Making the Most of a Career Fair: Tips for Success
The 17th Annual Thayer School of Engineering Career Fair at Dartmouth
Thursday, October 3, 2013, 1pm-5pm
Goals for a Career Fair
The Student: To find out about suitable positions with potential employers, to obtain company and industry information, and to distribute resumes.
The Employer: To identify potential candidates for known or anticipated positions, to share information relative to their business, and to collect resumes.
Your success at the Career Fair depends on how well you have prepared and on how well you communicate your interests and abilities to recruiters. When you are there ask questions, take business cards, and then follow-up with employers after the event. If you have any questions about how to succeed at the Career Fair, contact Thayer School Career Services for an appointment.
Tips For Interacting with Employers
Bring plenty of resumes, a pad and pen, and dress to impress! A suit is not necessary but "business casual" dress or nicer is recommended.
If you don't have a résumé yet, make a counseling appointment to meet with someone in Career Services.
Conduct preliminary research on the employers you are most interested in. Most employers post ample information regarding their organizations on their web sites. You may find our information on "Conducting Employer Research" to be helpful in finding information.
Prepare questions in advance and a verbal "60 second summary" of who you are and what you have to offer an employer. Preparation, enthusiasm, and energy will get you noticed!
Make sure that you are prepared to answer questions regarding your education, work experience, skills, and abilities.

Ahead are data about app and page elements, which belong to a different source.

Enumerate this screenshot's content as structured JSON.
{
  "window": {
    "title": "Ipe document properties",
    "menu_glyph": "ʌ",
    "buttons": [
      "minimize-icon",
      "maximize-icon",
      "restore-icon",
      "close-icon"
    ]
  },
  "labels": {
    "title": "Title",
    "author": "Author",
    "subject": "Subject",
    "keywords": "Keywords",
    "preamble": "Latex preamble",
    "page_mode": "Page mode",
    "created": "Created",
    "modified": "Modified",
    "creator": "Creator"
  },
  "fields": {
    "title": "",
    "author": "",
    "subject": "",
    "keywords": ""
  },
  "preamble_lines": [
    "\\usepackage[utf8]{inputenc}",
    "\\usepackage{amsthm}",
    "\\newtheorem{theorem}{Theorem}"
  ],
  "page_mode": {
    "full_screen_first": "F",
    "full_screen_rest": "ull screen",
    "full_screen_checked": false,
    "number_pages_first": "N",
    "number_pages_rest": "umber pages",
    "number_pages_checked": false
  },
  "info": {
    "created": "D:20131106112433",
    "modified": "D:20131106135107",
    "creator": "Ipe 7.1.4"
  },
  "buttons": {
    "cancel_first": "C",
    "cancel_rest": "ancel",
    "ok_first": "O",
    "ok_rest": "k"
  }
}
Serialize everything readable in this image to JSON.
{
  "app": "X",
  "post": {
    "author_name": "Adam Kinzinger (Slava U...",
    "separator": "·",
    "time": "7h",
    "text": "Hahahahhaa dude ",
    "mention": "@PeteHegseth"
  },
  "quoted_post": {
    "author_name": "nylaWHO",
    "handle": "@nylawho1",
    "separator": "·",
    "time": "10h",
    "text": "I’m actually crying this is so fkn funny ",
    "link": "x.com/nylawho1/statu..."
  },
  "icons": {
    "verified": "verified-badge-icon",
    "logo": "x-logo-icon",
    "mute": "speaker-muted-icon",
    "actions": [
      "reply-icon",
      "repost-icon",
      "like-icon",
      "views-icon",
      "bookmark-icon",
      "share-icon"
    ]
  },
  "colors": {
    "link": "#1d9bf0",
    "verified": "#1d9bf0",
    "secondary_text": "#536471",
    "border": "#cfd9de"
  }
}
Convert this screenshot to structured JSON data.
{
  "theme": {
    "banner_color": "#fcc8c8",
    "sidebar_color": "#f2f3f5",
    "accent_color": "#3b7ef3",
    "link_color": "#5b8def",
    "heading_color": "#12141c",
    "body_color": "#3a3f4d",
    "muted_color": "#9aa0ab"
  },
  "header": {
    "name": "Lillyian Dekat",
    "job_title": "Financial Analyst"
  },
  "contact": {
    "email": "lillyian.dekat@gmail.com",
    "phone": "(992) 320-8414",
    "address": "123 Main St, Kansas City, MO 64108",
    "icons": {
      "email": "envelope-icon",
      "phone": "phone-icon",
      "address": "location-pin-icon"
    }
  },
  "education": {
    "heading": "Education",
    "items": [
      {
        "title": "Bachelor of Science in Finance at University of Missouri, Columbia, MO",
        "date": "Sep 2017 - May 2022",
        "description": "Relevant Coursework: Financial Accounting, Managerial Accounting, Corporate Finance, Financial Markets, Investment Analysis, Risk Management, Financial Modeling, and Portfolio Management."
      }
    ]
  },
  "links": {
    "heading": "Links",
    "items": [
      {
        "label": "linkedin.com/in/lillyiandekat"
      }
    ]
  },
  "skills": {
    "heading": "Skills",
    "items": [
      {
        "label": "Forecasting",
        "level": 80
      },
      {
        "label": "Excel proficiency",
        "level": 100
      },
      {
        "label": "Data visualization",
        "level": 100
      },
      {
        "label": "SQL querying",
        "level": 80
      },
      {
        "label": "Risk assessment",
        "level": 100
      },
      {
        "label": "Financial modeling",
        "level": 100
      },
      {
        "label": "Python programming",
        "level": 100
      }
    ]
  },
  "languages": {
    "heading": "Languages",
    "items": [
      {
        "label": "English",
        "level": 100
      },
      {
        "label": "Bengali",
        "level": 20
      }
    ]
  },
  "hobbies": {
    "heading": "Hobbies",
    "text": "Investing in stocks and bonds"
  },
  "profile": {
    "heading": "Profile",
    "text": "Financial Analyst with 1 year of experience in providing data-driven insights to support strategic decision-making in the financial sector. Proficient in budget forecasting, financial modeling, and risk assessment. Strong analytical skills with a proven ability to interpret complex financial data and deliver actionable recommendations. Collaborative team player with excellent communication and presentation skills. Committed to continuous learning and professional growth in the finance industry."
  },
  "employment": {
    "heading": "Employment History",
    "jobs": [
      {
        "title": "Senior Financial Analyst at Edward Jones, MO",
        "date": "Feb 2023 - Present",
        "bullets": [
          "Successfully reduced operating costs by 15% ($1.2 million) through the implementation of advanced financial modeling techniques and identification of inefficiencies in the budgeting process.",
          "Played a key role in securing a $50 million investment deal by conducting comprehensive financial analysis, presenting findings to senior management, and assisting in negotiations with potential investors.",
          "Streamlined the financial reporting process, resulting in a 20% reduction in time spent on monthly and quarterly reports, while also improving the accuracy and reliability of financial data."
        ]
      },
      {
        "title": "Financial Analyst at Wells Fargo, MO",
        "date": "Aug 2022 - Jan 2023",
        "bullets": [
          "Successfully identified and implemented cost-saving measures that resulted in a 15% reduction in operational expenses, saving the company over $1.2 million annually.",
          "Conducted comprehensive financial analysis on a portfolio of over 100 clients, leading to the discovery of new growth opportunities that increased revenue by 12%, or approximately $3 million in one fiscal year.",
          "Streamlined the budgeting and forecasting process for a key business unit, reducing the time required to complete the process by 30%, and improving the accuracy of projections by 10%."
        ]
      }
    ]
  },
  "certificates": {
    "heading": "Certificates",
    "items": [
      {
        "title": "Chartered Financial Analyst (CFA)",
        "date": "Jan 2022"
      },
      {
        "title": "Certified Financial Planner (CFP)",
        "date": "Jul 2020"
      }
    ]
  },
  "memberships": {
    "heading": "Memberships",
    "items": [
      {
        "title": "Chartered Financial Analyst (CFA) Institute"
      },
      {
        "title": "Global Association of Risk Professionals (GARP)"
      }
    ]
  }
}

Speak clearly and concisely. Make sure that you can be heard above all of the noise! Don't let yourself be distracted when talking to an employer. Maintain good eye contact and focus on what is being said. Manage your time well so that you are able to see all of the employers you are interested in. Remember that you may have to wait in line for some employers.
It is NEVER a waste of your time to talk to an employer who does not have an opening right now. Hiring is cyclical! They are there because they know that they will be interviewing candidates in the near future. This contact with the employer can make all the difference. Get all the information you can and make a great first impression!
Last, but not least, practice that HANDSHAKE!
Most Common Mistakes made at Career Fairs
Each year thousands of job seekers swarm the floors of career fairs throughout the country searching for jobs, meeting hiring personnel and passing out resumes. But many of them are not successful. The process is tainted by poor job search practices that impede their career growth.
The following are the most common mistakes made by career fair attendees. Apply the advice with each mistake to benefit most from the career fair experience.
Inappropriate dress. Since a career fair provides the opportunity for one-on-one dialogue with company recruiters, you should dress professionally and conservatively.
Failure to do background research on participating companies. If you don't know anything about a company you approach, you won't impress the recruiter.
Running out of resumes. Don't forget to bring enough resumes so you can leave one with each company recruiter you visit.
Not having a plan of attack. Before entering the career fair, make a list of the companies you'd like to approach. Since your time with each company might be limited, know ahead of time which ones you'd like to talk to the most and visit those companies first.
Failure to show expertise and knowledge of an industry. Your chances of being hired in a particular field won't be very good unless you can show you belong in it. Use the language of the industry and relate your past experiences to the job you're seeking.
Failing to show enthusiasm. If you appear as though you are apathetic or just browsing through the career fair instead of seriously looking to land a job, you won't impress the recruiter. Give each recruiter an idea about your enthusiasm for their work and industry.
Behaving too casually with the company recruiter. Don't lose your guard because of the hustle and bustle of your surroundings. You should use the same formality and respect you would use at a regular interview in your conversation with the recruiter. Remember this is an interview - treat it as one.
Bringing food or drink to the recruiting tables. You also shouldn't have gum or candy in your mouth. Keep in mind how you should act for an in-office interview and apply the same rules.
Ignoring the networking opportunities that exist at the career fair. You will be surrounded by job seekers from every background imaginable, and some of them might have contacts or information that could get you a job. While you're waiting in line or taking a short break in between company visits, strike up a conversation with the other attendees around you.
Failing to get the correctly spelled name of a hiring manager you've visited. If you've just spent 20 minutes talking to a recruiter, that person is a good company contact for you. Be sure to get his or her name right so you won't have to send things blindly to the company.
Leaving behind the job search manual/company directory distributed at the career fair. The booklet is a good source of prospective employers. Use it to take notes and to research employers before and after the fair.
Forgetting to follow-up with a thank you letter. Sending a thank you letter is a great way to stand out from the crowd and be remembered. One way is to follow good interview etiquette by sending a letter to thank a recruiter for taking the time to talk to you.